The study's authors, led by Centers for Disease Control and Prevention statistician Marian F. MacDorman, examined trends in home births by looking at birth certificate data from all 50 states. These provided information about maternal race and ethnicity, maternal age and marital status, whether infants were born prematurely, birth weight, place of birth and who attended the delivery.
While home births had declined gradually between 1990 and 2004, the team found, they began creeping back up in 2004. That year, there were 23,150 home births in the United States -- about 0.56% of total births. In 2008, there were 28,357 home births in the country, or 0.67% of total births.
The increase appears to be driven primarily by an increased interest among Caucasian women in giving birth at home, the authors wrote. In 2004, about 0.80% of births among Caucasian women were home births. In 2008, 1.02% were. The researchers calculated that approximately 94% of the increase in overall percentage of home births between 2004 and 2008 was because of this increase. According to the study, the percentage of home births among white women is three to six times higher than for any other race or ethnic group.
Also of interest: percentages of home births were generally higher in western states, and lower in the Southeast. In 2008, Montana had the highest percentage of home births -- 2.18%. Vermont was next at 1.96%, and Oregon was third at 1.91%. In all, 16 states had more than 1% home births, while 18 states had less than 0.50%.
The percentage of home births delivered by certified midwives or certified nurse-midwives increased from 15.8% in 2004 to 19.2% in 2008. The percentage of home births delivered by other midwives fell from 43.9% in 2004 to 42% in 2008. The vast majority of midwife-assisted births were planned home deliveries. The percentage of home births delivered by physicians -- most of which are unplanned home births, the authors noted -- fell from 8.7% in 2004 to 5.4% in 2008.
Background: After a gradual decline from 1990 to 2004, the percentage of births occurring at home increased from 2004 to 2008 in the United States. The objective of this report was to examine the recent increase in home births and the factors associated with this increase from 2004 to 2008.
Methods: United States birth certificate data on home births were analyzed by maternal demographic and medical characteristics.
Results: In 2008, there were 28,357 home births in the United States. From 2004 to 2008, the percentage of births occurring at home increased by 20 percent from 0.56 percent to 0.67 percent of United States births. This rise was largely driven by a 28 percent increase in the percentage of home births for non-Hispanic white women, for whom more than 1 percent of births occur at home. At the same time, the risk profile for home births has been lowered, with substantial drops in the percentage of home births of infants who are born preterm or at low birthweight, and declines in the percentage of home births that occur to teen and unmarried mothers. Twenty-seven states had statistically significant increases in the percentage of home births from 2004 to 2008; only four states had declines.

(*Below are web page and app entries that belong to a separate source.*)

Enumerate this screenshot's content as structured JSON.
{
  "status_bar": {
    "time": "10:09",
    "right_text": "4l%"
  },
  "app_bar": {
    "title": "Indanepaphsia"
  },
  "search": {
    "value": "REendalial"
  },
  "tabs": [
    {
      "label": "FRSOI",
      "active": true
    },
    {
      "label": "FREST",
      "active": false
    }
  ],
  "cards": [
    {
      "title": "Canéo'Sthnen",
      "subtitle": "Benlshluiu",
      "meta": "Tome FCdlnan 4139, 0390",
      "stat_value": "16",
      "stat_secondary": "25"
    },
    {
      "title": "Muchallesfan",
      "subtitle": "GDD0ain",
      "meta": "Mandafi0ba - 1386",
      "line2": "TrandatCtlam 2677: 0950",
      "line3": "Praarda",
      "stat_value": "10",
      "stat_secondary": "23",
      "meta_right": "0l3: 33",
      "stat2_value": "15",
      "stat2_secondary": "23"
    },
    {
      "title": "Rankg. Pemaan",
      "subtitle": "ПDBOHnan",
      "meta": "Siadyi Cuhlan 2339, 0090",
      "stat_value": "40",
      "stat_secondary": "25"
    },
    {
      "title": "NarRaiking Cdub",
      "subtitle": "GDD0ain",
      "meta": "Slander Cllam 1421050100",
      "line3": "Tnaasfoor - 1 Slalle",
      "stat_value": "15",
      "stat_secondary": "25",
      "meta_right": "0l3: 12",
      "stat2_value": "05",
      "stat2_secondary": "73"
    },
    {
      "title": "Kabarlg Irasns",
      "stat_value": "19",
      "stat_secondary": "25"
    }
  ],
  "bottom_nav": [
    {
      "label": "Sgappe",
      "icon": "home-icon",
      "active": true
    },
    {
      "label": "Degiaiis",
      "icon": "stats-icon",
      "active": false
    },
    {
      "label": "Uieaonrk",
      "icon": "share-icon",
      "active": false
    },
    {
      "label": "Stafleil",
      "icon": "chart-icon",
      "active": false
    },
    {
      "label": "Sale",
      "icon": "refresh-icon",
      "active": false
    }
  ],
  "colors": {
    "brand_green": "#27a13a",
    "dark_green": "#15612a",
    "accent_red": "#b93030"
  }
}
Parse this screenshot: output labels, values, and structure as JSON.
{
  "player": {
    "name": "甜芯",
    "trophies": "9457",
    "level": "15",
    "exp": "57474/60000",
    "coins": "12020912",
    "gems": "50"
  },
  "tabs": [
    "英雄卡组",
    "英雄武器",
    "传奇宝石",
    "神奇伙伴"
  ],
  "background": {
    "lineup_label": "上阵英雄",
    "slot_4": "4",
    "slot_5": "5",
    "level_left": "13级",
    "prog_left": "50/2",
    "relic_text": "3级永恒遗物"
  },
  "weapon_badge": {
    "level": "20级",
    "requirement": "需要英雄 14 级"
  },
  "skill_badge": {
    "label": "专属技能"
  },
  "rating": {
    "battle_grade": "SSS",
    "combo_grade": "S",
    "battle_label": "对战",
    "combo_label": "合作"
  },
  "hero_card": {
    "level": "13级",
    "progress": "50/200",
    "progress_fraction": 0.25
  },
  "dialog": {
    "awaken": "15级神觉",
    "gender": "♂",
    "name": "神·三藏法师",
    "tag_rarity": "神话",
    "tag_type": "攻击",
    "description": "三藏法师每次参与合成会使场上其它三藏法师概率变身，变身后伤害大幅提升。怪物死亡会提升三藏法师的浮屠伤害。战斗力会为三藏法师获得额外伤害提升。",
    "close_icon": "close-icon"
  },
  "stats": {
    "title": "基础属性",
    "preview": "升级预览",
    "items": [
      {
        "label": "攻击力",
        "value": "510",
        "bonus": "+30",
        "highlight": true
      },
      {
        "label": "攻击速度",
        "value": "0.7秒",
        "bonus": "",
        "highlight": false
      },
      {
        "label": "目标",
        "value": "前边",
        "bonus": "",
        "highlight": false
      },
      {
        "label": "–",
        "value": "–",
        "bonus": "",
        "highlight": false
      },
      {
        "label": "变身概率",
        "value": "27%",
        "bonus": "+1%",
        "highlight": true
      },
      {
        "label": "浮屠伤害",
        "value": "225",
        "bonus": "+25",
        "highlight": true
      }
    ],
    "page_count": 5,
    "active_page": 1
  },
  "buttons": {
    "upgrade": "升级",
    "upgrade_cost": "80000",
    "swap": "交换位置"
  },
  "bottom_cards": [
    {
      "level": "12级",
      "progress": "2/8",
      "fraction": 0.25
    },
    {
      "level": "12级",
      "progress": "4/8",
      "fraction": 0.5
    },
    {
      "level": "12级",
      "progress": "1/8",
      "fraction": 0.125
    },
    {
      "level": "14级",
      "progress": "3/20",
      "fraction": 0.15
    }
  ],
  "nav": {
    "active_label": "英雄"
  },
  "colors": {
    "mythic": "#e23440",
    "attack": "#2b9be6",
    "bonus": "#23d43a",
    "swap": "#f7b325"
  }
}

Conclusion: The 20 percent increase in United States home births from 2004 to 2008 is a notable development that will be of interest to practitioners and policymakers. (BIRTH 38:3 September 2011)